Those of us who have been, or are obese have heard all sorts of theories as to why people are overweight. Of course there’s the perennial “favorite”, that we just plain ate too much and moved too little. /end_cynacism
Another hypothesis is that we just have too much food available, that the calorie-dense but nutritionally deficient food we have available… and available ALL the time has led to much of the surge in obesity over the last few decades. I came across an article that addresses this a bit by looking at orangutans.
First off, yea, I know orangutans are apes, not monkeys… but I thought monkey made for a better headline.
Second, the article talks about how orangutans on the Indonesian island of Borneo have been isolated for the last 400,000 years and adapted to a feast/famine feeding cycle that many say our hunter/gatherer ancestors faced. So because of this, during times of plenty, the orangutans would bulk up and when times were leaner they would take to eating foods that were tougher and less nutritious foods like seeds and the starchy tissues found behind tree bark. And by studying their urine, the found during these time they were going in to ketosis – which anyone reading this probably knows from the many low-carb diets they were on at various times is an indicator that the body is burning up fat reserves for energy.
Their article is based on a study done by a researchers at Dartmouth and Rutger’s, and here’s an interesting quote they cited:
“There is such a large obesity epidemic today and yet we don’t really understand the basis of the obesity condition or how these high-protein or low-protein diets work. I think studying the diets of some of our closest living relatives, the great apes; may help us understand issues with our own modern day diets. We discovered through this research that the daily amount of protein the orangutans take in when fruit is not available is inadequate for humans and one-tenth of the intake of mountain gorillas. But it is sufficient to avert a severe protein deficit.”
I’m not sure there’s a whole lot new here, except maybe some of the researcher at Rutger’s questioning some of what’s been touted lately regarding protein intake… but one of the more interesting things I got from this posting was a comment by a user by the name of BioLady that was posted…. because I’m not sure how comments get displayed for posterity, I’m going to copy it in it’s entirety here…
oh! This is the subject I actually do research on! yay!
Now let me get my nerd on and tell you why it’s all wrong (maybe):
The hypothesis that they’re referring to- that humans become obese because our bodies are designed to store food for lean times- is called the “thrifty gene” hypothesis, and has been the standard theory for the obesity epidemic for a few decades now. The problem is, there is very little evidence that it is actually true.
A few problems with thrifty gene:
1. This is the biggest problem with the theory: why aren’t we all obese?
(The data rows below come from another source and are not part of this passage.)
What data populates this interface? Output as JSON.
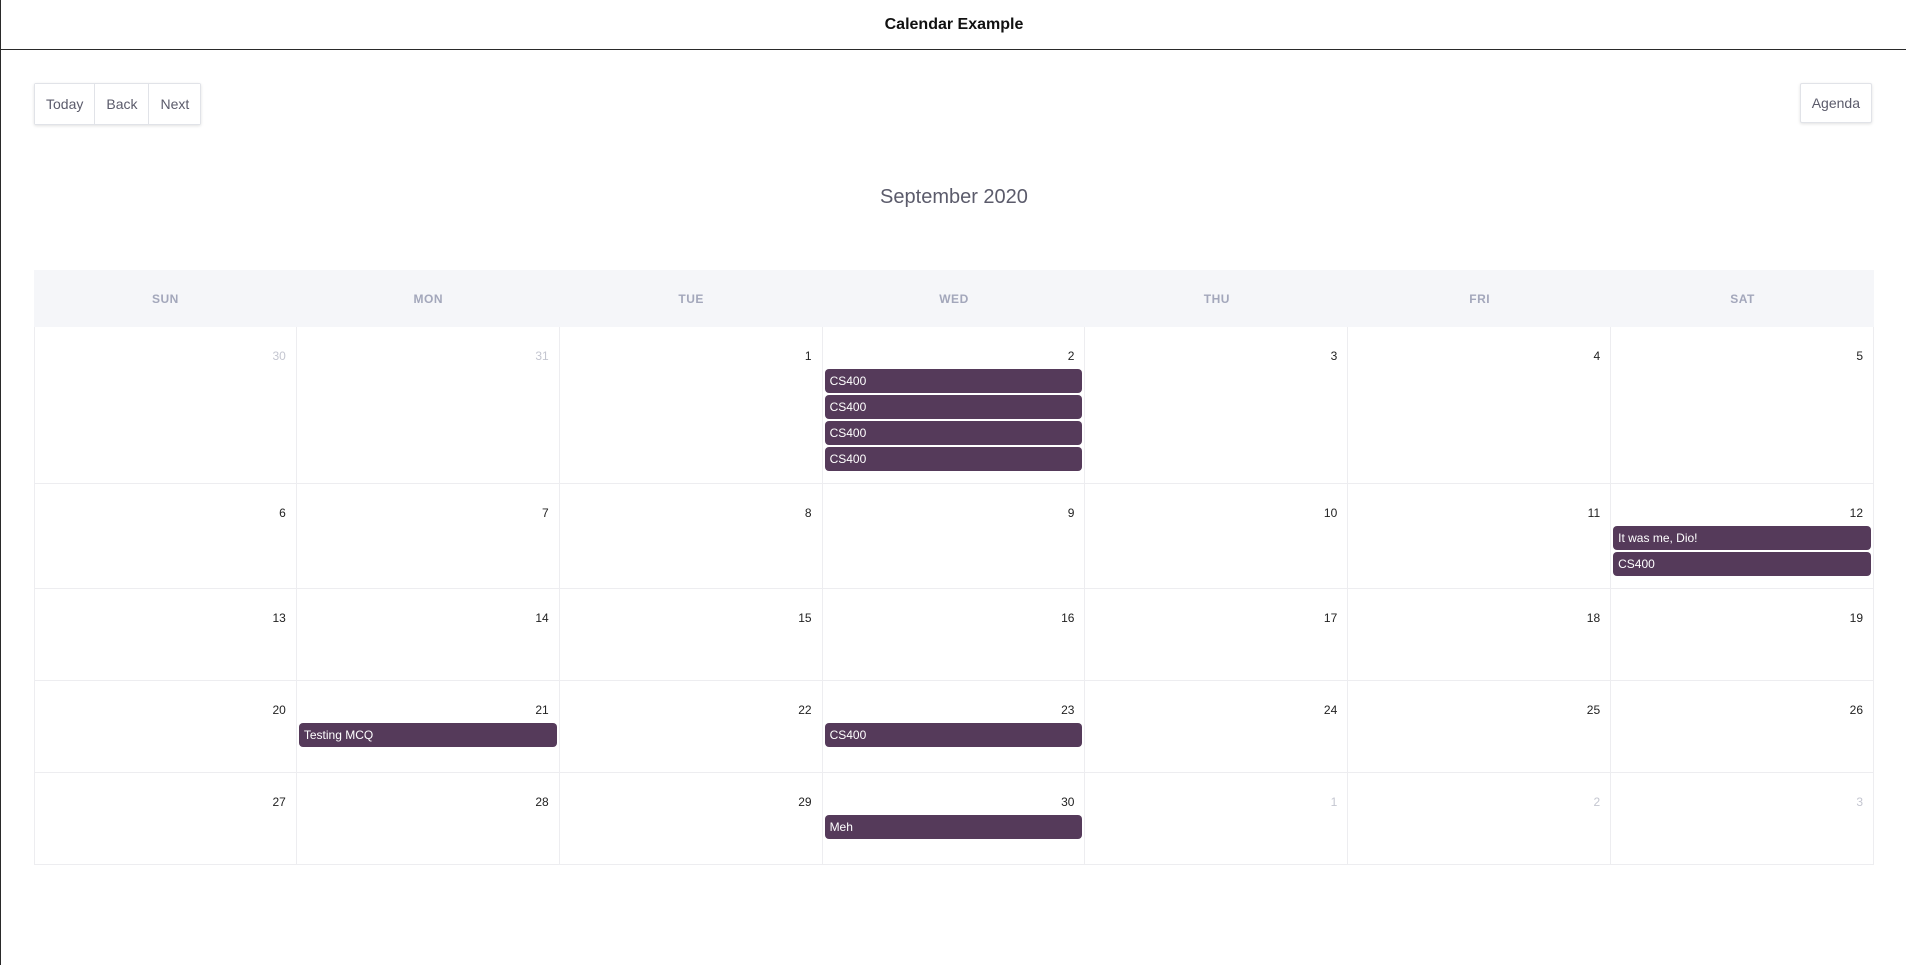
{
  "app": {
    "title": "Calendar Example"
  },
  "toolbar": {
    "today": "Today",
    "back": "Back",
    "next": "Next",
    "view": "Agenda"
  },
  "calendar": {
    "month_label": "September 2020",
    "weekdays": [
      "SUN",
      "MON",
      "TUE",
      "WED",
      "THU",
      "FRI",
      "SAT"
    ],
    "weeks": [
      [
        {
          "num": "30",
          "out": true,
          "events": []
        },
        {
          "num": "31",
          "out": true,
          "events": []
        },
        {
          "num": "1",
          "events": []
        },
        {
          "num": "2",
          "events": [
            "CS400",
            "CS400",
            "CS400",
            "CS400"
          ]
        },
        {
          "num": "3",
          "events": []
        },
        {
          "num": "4",
          "events": []
        },
        {
          "num": "5",
          "events": []
        }
      ],
      [
        {
          "num": "6",
          "events": []
        },
        {
          "num": "7",
          "events": []
        },
        {
          "num": "8",
          "events": []
        },
        {
          "num": "9",
          "events": []
        },
        {
          "num": "10",
          "events": []
        },
        {
          "num": "11",
          "events": []
        },
        {
          "num": "12",
          "events": [
            "It was me, Dio!",
            "CS400"
          ]
        }
      ],
      [
        {
          "num": "13",
          "events": []
        },
        {
          "num": "14",
          "events": []
        },
        {
          "num": "15",
          "events": []
        },
        {
          "num": "16",
          "events": []
        },
        {
          "num": "17",
          "events": []
        },
        {
          "num": "18",
          "events": []
        },
        {
          "num": "19",
          "events": []
        }
      ],
      [
        {
          "num": "20",
          "events": []
        },
        {
          "num": "21",
          "events": [
            "Testing MCQ"
          ]
        },
        {
          "num": "22",
          "events": []
        },
        {
          "num": "23",
          "events": [
            "CS400"
          ]
        },
        {
          "num": "24",
          "events": []
        },
        {
          "num": "25",
          "events": []
        },
        {
          "num": "26",
          "events": []
        }
      ],
      [
        {
          "num": "27",
          "events": []
        },
        {
          "num": "28",
          "events": []
        },
        {
          "num": "29",
          "events": []
        },
        {
          "num": "30",
          "events": [
            "Meh"
          ]
        },
        {
          "num": "1",
          "out": true,
          "events": []
        },
        {
          "num": "2",
          "out": true,
          "events": []
        },
        {
          "num": "3",
          "out": true,
          "events": []
        }
      ]
    ]
  },
  "colors": {
    "event_bg": "#553a5a",
    "event_text": "#ffffff",
    "header_bg": "#f5f6f9",
    "weekday_text": "#a3a7bb"
  }
}
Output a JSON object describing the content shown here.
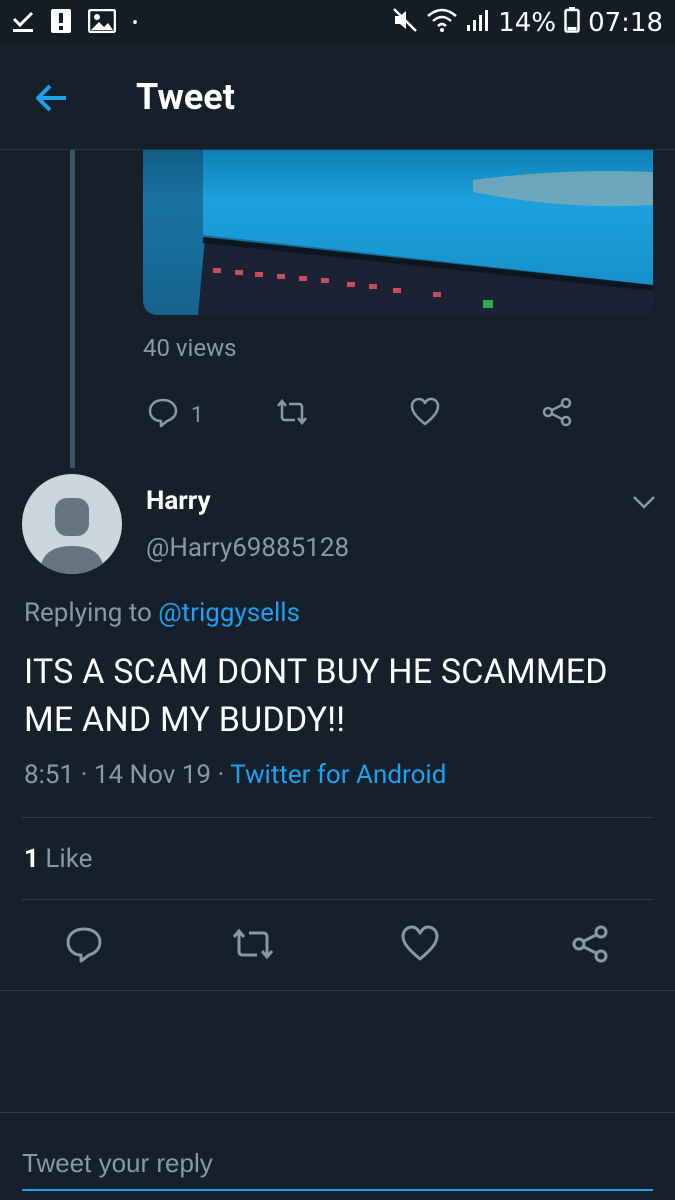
{
  "status_bar": {
    "battery": "14%",
    "time": "07:18",
    "dot": "•",
    "icons": [
      "download-done-icon",
      "alert-icon",
      "image-icon",
      "mute-icon",
      "wifi-icon",
      "signal-icon",
      "battery-icon"
    ]
  },
  "header": {
    "title": "Tweet",
    "back_icon": "arrow-left-icon"
  },
  "parent_tweet": {
    "views": "40 views",
    "reply_count": "1"
  },
  "tweet": {
    "name": "Harry",
    "handle": "@Harry69885128",
    "replying_prefix": "Replying to",
    "replying_handle": "@triggysells",
    "text": "ITS A SCAM DONT BUY HE SCAMMED ME AND MY BUDDY!!",
    "time": "8:51",
    "date": "14 Nov 19",
    "separator": "·",
    "source": "Twitter for Android",
    "like_count": "1",
    "like_label": "Like"
  },
  "reply": {
    "placeholder": "Tweet your reply"
  },
  "colors": {
    "background": "#15202b",
    "accent": "#1da1f2",
    "secondary_text": "#8899a6",
    "divider": "#2f3f4f"
  }
}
If starvation pressure was so important in our evolutionary history, all humans should be prone to obesity. But we’re not. About a third of the population (in wealthy countries) are very prone to becoming obese, another third are a little prone- they can go either way depending on their diet and exercise level. The last third, however, are not really prone to obesity at all. I’m sure you know someone like this- they can eat pretty much as much as they want and never become fat. According to the thrifty gene hypothesis these people should have died off millenia ago. I don’t know their data, but I’m going to guess that all of the orangutans had similar fat storing abilities.
2. If thrifty gene was true, you’d see members of hunter-gatherer societies (who today still live very similarly to how our ancestors once lived) gain and store weight during times of plenty. But this just isn’t seen. The BMIs of people in hunter/gatherer societies stay fairly constant (and low).
3. Famines aren’t really all that common. As far as we can tell, bad famines happen only once every 100 years or so and usually the majority of the mortality from famines is concentrated in the very old or very young.
The alternative theory I study is called “drifty gene.” It posits that the obesity epidemic is caused by genetic drift due to lack of selection pressure to stay lean. Most animals regulate their body size very closely and are not prone to obesity. If it gets too low, it’s bad for reproduction, and if gets too large than the animal can’t move very well, and becomes more vulnerable to predation. Humans, on the other hand, have been freed from any serious predation pressure for around 2 million years, so this new hypothesis suggests that the genes that control the upper body limit in humans have simply drifted over time. That explains why not all people are prone to obesity.
ok that’s it.
I apologize for my probably boring rambling nonsense.
This whole “drifty gene” theory is one that I’ve never heard of… but it may be worth looking more in to. If there is something to the science behind it… who knows, maybe it could lead to some sort of non-surgical treatments or even prevention….? Either that, or we need to get invaded by alien Predators to drift our genes back the other way. I’d be interested in hearing what others think…
image credit: one of mine from a Como Zoo trip